Terrie's Job Tips -- Cost of Living in Tokyo 2008 - Part Four: Low Budget

Back in 1983 when I first came to Japan on a working holiday visa, I was a backpacker with the experience of having hitchhiked half way around the world (I never made it past Turkey, what with the Iranian crisis back then). So arriving in Japan I was determined to live as cheaply as possible and use the savings to pay for language lessons and travel. Now, 25 years later, I'm pleased to be able to report that backpackers arriving in Japan these days don't pay that much more than I was back then - although of course salaries haven't moved up that much either!

Low-budget living is not for families, and barely for traveling couples. If you're single, though, all you really need is a roof over your head, some nutritious meals, and some occasional social activity to give you a reason to be here in the first place. To provide a bit more realism, I also included some Japanese lessons, just in case you came back with a Japanese partner - a common event I find.

The biggest cost for most newly arrived travelers is finding reasonably priced lodgings. Luckily, what was a risky roll of the dice back in the eighties is now a reliable form of accommodation. I speak of the much-maligned "Gaijin House". These consist of an older style house in the suburbs that has been purchased by a company or individual landlord, and then shared between 4-6 people.

Older houses are preferred, as they have sufficient bedrooms and storage space to accommodate a larger number of people. My first gaijin house had 5 bedrooms, and 2 people shared each one, and during weekends, another 4-5 people would "crash" on the living room floor in their sleeping bags downstairs. The shower was a dirt floor unofficial addition to the back of the house, and the kitchen overflowed with people and uneaten food. I paid JPY50K a month for a room I shared with another backpacker.

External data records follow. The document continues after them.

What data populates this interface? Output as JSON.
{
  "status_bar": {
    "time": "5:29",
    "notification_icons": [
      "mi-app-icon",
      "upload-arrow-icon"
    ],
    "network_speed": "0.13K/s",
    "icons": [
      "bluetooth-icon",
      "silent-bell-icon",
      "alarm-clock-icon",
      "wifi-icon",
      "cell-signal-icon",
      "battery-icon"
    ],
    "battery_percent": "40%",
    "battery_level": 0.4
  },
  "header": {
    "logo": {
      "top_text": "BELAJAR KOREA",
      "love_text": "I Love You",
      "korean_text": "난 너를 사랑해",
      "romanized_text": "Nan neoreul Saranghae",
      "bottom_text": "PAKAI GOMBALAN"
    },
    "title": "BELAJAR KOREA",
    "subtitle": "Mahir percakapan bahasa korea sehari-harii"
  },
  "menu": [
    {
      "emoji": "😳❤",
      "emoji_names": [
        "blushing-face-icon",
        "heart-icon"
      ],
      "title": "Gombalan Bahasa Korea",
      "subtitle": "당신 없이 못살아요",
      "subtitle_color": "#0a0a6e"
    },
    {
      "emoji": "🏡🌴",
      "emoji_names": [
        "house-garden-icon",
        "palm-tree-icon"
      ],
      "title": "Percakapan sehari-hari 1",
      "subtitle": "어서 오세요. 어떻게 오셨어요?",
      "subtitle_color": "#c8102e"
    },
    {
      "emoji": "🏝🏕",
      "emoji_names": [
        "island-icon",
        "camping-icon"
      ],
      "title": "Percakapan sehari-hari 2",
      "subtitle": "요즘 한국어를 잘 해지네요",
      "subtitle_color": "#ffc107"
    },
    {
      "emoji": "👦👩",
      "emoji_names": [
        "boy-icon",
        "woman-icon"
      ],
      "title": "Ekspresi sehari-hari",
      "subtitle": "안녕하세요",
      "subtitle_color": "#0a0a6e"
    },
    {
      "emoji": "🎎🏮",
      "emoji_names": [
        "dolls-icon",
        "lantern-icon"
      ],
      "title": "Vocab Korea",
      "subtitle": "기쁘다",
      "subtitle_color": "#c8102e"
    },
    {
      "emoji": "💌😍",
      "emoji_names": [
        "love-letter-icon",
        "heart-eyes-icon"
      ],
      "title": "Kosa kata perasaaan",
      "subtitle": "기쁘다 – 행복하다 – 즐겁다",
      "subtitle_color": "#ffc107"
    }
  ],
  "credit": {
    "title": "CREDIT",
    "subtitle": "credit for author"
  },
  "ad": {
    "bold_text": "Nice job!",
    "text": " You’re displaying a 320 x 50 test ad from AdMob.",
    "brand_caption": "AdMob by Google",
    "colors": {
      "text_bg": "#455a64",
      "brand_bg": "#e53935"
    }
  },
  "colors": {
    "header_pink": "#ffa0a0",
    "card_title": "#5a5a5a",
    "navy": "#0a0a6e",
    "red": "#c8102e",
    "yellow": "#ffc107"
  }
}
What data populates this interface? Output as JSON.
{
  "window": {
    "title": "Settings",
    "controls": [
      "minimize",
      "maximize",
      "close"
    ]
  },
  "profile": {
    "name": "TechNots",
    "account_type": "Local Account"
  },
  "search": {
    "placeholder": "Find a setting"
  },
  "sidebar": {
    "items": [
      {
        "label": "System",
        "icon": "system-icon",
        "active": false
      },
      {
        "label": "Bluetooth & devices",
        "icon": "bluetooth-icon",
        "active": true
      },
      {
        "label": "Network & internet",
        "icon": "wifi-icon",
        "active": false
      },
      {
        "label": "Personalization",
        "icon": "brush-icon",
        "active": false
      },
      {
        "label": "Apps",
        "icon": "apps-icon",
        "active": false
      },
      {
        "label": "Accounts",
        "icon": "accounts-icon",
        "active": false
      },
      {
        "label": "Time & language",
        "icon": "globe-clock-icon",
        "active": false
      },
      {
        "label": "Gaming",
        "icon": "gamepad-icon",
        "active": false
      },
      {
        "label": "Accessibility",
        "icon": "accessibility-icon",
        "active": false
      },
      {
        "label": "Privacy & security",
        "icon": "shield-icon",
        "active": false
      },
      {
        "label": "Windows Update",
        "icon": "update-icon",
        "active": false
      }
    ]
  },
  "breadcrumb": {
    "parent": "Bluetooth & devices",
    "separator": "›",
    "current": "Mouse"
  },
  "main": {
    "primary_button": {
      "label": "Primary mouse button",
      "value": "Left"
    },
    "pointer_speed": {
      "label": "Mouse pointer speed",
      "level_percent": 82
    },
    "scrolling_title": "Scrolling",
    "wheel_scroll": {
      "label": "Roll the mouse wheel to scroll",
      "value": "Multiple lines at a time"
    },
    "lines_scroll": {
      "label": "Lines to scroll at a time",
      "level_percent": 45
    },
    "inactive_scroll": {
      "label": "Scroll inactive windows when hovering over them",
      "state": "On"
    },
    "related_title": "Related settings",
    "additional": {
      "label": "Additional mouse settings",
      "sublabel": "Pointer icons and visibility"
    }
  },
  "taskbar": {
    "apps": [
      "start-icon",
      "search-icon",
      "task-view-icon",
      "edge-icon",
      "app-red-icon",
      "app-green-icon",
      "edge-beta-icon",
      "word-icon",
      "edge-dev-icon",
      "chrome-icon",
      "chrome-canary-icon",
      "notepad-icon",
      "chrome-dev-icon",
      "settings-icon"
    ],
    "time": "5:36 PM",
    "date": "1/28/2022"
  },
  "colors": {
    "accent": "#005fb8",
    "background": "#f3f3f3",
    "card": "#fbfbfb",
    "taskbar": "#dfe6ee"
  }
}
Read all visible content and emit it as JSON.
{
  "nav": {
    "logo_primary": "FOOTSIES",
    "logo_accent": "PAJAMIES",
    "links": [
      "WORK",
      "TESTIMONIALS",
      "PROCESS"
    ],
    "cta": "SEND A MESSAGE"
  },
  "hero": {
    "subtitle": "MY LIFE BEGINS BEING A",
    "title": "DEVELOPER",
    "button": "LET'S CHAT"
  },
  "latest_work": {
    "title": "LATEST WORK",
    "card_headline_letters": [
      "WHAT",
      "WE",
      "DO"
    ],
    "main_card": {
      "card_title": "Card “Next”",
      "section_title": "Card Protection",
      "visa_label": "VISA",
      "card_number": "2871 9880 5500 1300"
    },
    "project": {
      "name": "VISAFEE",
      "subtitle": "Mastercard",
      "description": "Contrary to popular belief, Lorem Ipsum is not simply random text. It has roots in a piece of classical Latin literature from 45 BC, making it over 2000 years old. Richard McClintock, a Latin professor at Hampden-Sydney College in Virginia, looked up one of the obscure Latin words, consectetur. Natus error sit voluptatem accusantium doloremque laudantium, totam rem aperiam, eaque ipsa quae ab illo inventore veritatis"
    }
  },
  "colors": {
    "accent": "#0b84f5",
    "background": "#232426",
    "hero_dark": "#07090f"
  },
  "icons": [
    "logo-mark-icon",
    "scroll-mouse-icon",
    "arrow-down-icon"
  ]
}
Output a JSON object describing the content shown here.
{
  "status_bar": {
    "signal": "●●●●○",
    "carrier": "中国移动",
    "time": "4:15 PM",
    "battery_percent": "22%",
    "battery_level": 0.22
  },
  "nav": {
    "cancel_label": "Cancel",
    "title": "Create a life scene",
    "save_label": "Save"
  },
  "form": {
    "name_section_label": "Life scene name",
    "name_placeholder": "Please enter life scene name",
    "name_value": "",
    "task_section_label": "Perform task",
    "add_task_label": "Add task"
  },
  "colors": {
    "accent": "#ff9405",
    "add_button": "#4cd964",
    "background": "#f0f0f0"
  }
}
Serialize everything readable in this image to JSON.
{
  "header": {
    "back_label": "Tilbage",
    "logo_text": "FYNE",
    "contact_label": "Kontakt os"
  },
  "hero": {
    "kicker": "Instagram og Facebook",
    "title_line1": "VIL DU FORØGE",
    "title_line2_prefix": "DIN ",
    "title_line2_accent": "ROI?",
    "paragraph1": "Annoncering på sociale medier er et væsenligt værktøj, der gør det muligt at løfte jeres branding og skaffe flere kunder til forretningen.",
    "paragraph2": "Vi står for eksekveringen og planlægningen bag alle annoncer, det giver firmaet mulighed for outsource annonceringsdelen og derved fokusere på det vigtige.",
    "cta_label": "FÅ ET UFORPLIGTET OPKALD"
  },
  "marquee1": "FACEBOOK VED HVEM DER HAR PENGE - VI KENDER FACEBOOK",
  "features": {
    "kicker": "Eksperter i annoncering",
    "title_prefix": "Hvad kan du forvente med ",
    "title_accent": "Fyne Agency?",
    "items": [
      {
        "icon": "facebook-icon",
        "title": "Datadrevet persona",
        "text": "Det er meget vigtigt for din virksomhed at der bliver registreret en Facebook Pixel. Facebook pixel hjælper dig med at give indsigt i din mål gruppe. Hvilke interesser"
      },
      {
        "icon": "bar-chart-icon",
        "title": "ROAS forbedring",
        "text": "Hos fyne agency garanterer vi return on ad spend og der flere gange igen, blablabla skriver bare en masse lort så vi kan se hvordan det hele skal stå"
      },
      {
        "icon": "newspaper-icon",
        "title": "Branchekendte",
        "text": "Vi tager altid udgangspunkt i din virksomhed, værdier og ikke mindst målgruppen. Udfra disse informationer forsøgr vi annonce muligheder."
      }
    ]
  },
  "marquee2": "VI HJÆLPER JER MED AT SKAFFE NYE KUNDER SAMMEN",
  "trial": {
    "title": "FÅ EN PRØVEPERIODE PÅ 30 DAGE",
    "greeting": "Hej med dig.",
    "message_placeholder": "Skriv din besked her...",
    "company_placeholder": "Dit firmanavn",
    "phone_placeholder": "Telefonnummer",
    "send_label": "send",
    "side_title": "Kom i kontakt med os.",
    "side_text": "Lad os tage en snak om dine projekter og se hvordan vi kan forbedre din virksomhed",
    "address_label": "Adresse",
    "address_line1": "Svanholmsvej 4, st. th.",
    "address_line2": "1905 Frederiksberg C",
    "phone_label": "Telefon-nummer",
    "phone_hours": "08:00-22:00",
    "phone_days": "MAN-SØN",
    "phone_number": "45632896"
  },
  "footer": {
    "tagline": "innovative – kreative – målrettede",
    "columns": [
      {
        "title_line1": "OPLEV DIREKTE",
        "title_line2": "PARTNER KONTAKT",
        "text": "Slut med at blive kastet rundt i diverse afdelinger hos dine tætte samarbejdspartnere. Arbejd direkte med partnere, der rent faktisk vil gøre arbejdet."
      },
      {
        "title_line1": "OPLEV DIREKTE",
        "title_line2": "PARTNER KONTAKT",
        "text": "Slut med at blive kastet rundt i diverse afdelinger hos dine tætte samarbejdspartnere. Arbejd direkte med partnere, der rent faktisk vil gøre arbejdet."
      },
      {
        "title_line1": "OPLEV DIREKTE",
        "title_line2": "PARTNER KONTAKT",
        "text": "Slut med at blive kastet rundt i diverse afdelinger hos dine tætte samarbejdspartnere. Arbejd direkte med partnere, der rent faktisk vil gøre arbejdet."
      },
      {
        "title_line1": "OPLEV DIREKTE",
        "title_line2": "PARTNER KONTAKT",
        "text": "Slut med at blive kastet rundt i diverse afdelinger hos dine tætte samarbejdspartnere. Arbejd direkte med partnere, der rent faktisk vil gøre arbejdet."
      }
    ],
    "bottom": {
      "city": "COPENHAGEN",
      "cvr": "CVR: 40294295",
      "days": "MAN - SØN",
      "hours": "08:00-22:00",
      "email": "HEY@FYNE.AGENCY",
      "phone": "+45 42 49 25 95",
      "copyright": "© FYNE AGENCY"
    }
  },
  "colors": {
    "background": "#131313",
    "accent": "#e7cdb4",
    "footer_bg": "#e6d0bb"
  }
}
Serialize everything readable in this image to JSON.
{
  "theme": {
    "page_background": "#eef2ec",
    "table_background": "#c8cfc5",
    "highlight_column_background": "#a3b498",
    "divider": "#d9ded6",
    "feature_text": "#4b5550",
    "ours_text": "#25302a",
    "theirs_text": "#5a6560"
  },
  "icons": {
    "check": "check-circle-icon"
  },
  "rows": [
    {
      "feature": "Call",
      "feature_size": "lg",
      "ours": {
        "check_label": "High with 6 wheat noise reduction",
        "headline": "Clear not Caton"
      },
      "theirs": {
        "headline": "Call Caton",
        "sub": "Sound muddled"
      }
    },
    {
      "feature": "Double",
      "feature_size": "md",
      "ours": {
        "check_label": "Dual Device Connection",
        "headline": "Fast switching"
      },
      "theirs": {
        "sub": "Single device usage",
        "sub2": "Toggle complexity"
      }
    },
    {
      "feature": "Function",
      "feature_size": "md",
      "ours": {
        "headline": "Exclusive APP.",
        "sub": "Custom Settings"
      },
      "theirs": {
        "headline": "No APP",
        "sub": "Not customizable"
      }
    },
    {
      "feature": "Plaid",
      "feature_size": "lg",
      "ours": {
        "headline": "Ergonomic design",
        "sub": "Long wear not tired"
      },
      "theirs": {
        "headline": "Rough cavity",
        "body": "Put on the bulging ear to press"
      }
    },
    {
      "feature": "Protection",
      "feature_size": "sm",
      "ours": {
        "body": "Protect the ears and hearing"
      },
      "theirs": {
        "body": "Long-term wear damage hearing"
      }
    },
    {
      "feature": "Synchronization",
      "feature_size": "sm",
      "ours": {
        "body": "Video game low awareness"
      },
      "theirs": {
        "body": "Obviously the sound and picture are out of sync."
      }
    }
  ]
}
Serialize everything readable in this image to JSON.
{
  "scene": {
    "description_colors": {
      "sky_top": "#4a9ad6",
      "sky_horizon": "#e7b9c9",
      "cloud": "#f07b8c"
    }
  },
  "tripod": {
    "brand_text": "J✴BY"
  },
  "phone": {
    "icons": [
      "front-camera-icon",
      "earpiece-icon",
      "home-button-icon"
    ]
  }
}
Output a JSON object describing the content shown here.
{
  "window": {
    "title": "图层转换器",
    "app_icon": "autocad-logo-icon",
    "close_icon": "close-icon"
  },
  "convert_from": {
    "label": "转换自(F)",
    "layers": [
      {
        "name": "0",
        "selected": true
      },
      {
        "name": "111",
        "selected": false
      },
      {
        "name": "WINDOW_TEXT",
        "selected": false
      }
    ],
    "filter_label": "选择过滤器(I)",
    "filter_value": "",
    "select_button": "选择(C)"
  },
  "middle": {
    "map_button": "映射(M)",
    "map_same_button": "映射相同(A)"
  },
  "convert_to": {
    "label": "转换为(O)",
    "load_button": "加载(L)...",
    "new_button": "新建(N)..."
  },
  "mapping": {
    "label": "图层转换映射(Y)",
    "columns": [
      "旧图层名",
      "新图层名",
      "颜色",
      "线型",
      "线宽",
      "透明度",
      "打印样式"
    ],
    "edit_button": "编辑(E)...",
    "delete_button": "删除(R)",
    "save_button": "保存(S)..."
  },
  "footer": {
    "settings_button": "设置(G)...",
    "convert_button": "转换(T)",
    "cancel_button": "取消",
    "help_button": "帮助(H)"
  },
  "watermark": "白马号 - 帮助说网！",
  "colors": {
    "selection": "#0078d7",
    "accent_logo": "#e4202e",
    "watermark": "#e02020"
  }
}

These days the conditions are much better, and most places will offer you a clean individual room. If you're looking for a reliable landlord, and not coincidentally the biggest, take a look at www.sakura-house.com. For some choice on pricing and locations, several other Gaijin Houses with widespread presence in Tokyo are Bamboo House (www.bamboo-house.com) and Tohto House (http://www.t-guesthouse.jp/). Rents for most gaijin houses vary according to distance from the city and whether you have your own room - i.e., they're predicated on the cost of real estate. Basically you can count on a single room costing around JPY70K-JPY90K if the location is within 30 minutes of town.

A. One-time costs:

1. Shopping bicycle - JPY20,000
2. Room deposit, around 6 tsubo (20 sq. m.), 30 minutes away from center of city - JPY70K-JPY90K
3. Basic furniture - supplied, but you may need to buy some bedding and kitchen gear - JPY50,000

B. Monthly:

1. Room rent, Shinjuku or Shibuya areas - JPY80K/month
2. Food for 1, few or no foreign items - JPY70K/month
3. Drinking money, go weekly with friends, tabehoudai - JPY20K/month
4. Japanese language school, 3 days a week - JPY50K/month
5. Misc. and travel (get a monthly travel pass before you come to Japan) - JPY50K/month
Total: JPY270K/month => JPY3,240,000 annually

Clearly if you're not going to do Japanese language lessons, nor socialize (I guess you could be studying Aikido in some aesthetic temple in the countryside?), then you could get the monthly bill down even further. However, I have constructed the JPY270K scenario on what people are likely to be doing if they're earning the basic minimum amount that Japanese immigration wants to see you on if you’re living in Japan as a long-term resident.